What the task requires: Return all the data exactly, keeping the pictures out.

Dataset rows describing interfaces:
##############################

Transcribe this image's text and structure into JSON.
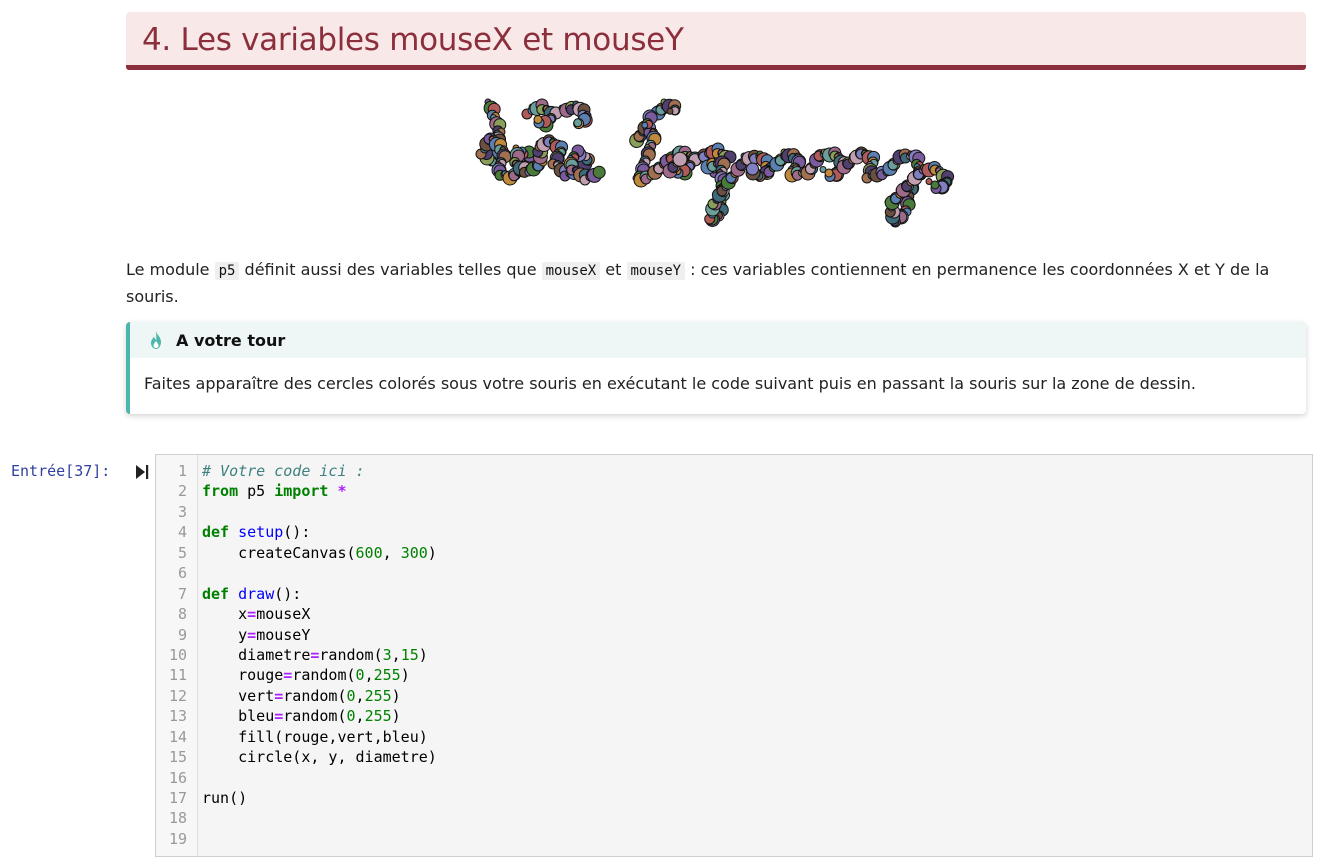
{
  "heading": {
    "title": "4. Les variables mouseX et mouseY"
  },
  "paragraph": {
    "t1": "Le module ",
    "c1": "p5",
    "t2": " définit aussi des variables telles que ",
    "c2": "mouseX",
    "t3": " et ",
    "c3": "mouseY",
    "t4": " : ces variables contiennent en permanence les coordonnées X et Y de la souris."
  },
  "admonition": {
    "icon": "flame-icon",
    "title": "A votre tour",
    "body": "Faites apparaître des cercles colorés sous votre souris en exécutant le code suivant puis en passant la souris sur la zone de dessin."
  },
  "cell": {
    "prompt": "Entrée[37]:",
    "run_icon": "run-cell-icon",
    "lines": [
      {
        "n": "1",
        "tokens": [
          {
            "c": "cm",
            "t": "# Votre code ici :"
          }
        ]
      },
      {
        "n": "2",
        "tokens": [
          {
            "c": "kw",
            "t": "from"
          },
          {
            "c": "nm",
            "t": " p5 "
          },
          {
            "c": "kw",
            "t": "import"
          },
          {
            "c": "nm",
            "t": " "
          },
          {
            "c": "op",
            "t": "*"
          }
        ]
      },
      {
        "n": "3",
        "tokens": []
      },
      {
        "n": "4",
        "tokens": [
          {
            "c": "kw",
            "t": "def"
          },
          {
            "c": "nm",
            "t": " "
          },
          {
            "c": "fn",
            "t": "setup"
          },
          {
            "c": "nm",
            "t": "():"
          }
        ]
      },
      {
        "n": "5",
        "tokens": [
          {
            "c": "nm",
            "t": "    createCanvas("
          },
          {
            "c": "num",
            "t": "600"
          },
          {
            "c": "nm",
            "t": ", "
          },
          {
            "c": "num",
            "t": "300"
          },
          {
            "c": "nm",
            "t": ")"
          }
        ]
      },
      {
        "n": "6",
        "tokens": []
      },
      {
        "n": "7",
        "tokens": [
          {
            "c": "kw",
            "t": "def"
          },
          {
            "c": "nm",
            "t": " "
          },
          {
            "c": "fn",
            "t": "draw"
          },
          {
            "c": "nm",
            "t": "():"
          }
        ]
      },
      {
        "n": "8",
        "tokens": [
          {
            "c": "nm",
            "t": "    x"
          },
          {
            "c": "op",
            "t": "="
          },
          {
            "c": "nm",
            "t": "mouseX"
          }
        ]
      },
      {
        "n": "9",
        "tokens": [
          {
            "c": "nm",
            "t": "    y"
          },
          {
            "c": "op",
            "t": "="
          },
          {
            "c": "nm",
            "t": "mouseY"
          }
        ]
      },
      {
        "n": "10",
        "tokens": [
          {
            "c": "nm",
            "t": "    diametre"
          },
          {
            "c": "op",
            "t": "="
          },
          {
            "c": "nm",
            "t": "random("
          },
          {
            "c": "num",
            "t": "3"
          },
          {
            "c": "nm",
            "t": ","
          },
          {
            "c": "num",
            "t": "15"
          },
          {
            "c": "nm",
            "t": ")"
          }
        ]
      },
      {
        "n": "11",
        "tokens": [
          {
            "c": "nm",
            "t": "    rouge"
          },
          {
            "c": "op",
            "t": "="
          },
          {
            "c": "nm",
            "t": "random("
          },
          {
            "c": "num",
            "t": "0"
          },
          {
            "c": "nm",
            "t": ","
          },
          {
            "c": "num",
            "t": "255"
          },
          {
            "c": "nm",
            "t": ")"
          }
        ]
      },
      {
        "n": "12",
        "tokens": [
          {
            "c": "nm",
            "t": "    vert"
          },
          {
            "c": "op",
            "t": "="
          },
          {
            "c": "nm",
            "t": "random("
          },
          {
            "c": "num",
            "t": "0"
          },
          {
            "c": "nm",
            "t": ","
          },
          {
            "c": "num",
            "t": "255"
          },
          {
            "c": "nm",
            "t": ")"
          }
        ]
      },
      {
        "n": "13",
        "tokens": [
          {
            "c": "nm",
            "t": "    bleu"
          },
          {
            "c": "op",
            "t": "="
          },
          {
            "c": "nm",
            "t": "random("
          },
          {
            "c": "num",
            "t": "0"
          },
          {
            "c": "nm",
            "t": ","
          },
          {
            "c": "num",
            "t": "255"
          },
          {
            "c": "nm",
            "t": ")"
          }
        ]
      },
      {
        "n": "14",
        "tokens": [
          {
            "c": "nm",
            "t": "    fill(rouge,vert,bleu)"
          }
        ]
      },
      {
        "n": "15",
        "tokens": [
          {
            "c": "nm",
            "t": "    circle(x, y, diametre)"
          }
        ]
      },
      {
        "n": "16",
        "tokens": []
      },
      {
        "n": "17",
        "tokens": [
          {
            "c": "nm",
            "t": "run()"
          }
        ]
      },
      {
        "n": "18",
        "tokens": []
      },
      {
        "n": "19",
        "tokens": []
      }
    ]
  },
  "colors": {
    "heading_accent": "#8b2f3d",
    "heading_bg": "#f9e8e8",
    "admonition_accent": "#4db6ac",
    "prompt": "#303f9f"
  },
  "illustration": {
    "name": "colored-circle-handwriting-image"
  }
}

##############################

Solution to this task:
Transcribe this image's text and structure into JSON.
{
  "heading": {
    "title": "4. Les variables mouseX et mouseY"
  },
  "paragraph": {
    "t1": "Le module ",
    "c1": "p5",
    "t2": " définit aussi des variables telles que ",
    "c2": "mouseX",
    "t3": " et ",
    "c3": "mouseY",
    "t4": " : ces variables contiennent en permanence les coordonnées X et Y de la souris."
  },
  "admonition": {
    "icon": "flame-icon",
    "title": "A votre tour",
    "body": "Faites apparaître des cercles colorés sous votre souris en exécutant le code suivant puis en passant la souris sur la zone de dessin."
  },
  "cell": {
    "prompt": "Entrée[37]:",
    "run_icon": "run-cell-icon",
    "lines": [
      {
        "n": "1",
        "tokens": [
          {
            "c": "cm",
            "t": "# Votre code ici :"
          }
        ]
      },
      {
        "n": "2",
        "tokens": [
          {
            "c": "kw",
            "t": "from"
          },
          {
            "c": "nm",
            "t": " p5 "
          },
          {
            "c": "kw",
            "t": "import"
          },
          {
            "c": "nm",
            "t": " "
          },
          {
            "c": "op",
            "t": "*"
          }
        ]
      },
      {
        "n": "3",
        "tokens": []
      },
      {
        "n": "4",
        "tokens": [
          {
            "c": "kw",
            "t": "def"
          },
          {
            "c": "nm",
            "t": " "
          },
          {
            "c": "fn",
            "t": "setup"
          },
          {
            "c": "nm",
            "t": "():"
          }
        ]
      },
      {
        "n": "5",
        "tokens": [
          {
            "c": "nm",
            "t": "    createCanvas("
          },
          {
            "c": "num",
            "t": "600"
          },
          {
            "c": "nm",
            "t": ", "
          },
          {
            "c": "num",
            "t": "300"
          },
          {
            "c": "nm",
            "t": ")"
          }
        ]
      },
      {
        "n": "6",
        "tokens": []
      },
      {
        "n": "7",
        "tokens": [
          {
            "c": "kw",
            "t": "def"
          },
          {
            "c": "nm",
            "t": " "
          },
          {
            "c": "fn",
            "t": "draw"
          },
          {
            "c": "nm",
            "t": "():"
          }
        ]
      },
      {
        "n": "8",
        "tokens": [
          {
            "c": "nm",
            "t": "    x"
          },
          {
            "c": "op",
            "t": "="
          },
          {
            "c": "nm",
            "t": "mouseX"
          }
        ]
      },
      {
        "n": "9",
        "tokens": [
          {
            "c": "nm",
            "t": "    y"
          },
          {
            "c": "op",
            "t": "="
          },
          {
            "c": "nm",
            "t": "mouseY"
          }
        ]
      },
      {
        "n": "10",
        "tokens": [
          {
            "c": "nm",
            "t": "    diametre"
          },
          {
            "c": "op",
            "t": "="
          },
          {
            "c": "nm",
            "t": "random("
          },
          {
            "c": "num",
            "t": "3"
          },
          {
            "c": "nm",
            "t": ","
          },
          {
            "c": "num",
            "t": "15"
          },
          {
            "c": "nm",
            "t": ")"
          }
        ]
      },
      {
        "n": "11",
        "tokens": [
          {
            "c": "nm",
            "t": "    rouge"
          },
          {
            "c": "op",
            "t": "="
          },
          {
            "c": "nm",
            "t": "random("
          },
          {
            "c": "num",
            "t": "0"
          },
          {
            "c": "nm",
            "t": ","
          },
          {
            "c": "num",
            "t": "255"
          },
          {
            "c": "nm",
            "t": ")"
          }
        ]
      },
      {
        "n": "12",
        "tokens": [
          {
            "c": "nm",
            "t": "    vert"
          },
          {
            "c": "op",
            "t": "="
          },
          {
            "c": "nm",
            "t": "random("
          },
          {
            "c": "num",
            "t": "0"
          },
          {
            "c": "nm",
            "t": ","
          },
          {
            "c": "num",
            "t": "255"
          },
          {
            "c": "nm",
            "t": ")"
          }
        ]
      },
      {
        "n": "13",
        "tokens": [
          {
            "c": "nm",
            "t": "    bleu"
          },
          {
            "c": "op",
            "t": "="
          },
          {
            "c": "nm",
            "t": "random("
          },
          {
            "c": "num",
            "t": "0"
          },
          {
            "c": "nm",
            "t": ","
          },
          {
            "c": "num",
            "t": "255"
          },
          {
            "c": "nm",
            "t": ")"
          }
        ]
      },
      {
        "n": "14",
        "tokens": [
          {
            "c": "nm",
            "t": "    fill(rouge,vert,bleu)"
          }
        ]
      },
      {
        "n": "15",
        "tokens": [
          {
            "c": "nm",
            "t": "    circle(x, y, diametre)"
          }
        ]
      },
      {
        "n": "16",
        "tokens": []
      },
      {
        "n": "17",
        "tokens": [
          {
            "c": "nm",
            "t": "run()"
          }
        ]
      },
      {
        "n": "18",
        "tokens": []
      },
      {
        "n": "19",
        "tokens": []
      }
    ]
  },
  "colors": {
    "heading_accent": "#8b2f3d",
    "heading_bg": "#f9e8e8",
    "admonition_accent": "#4db6ac",
    "prompt": "#303f9f"
  },
  "illustration": {
    "name": "colored-circle-handwriting-image"
  }
}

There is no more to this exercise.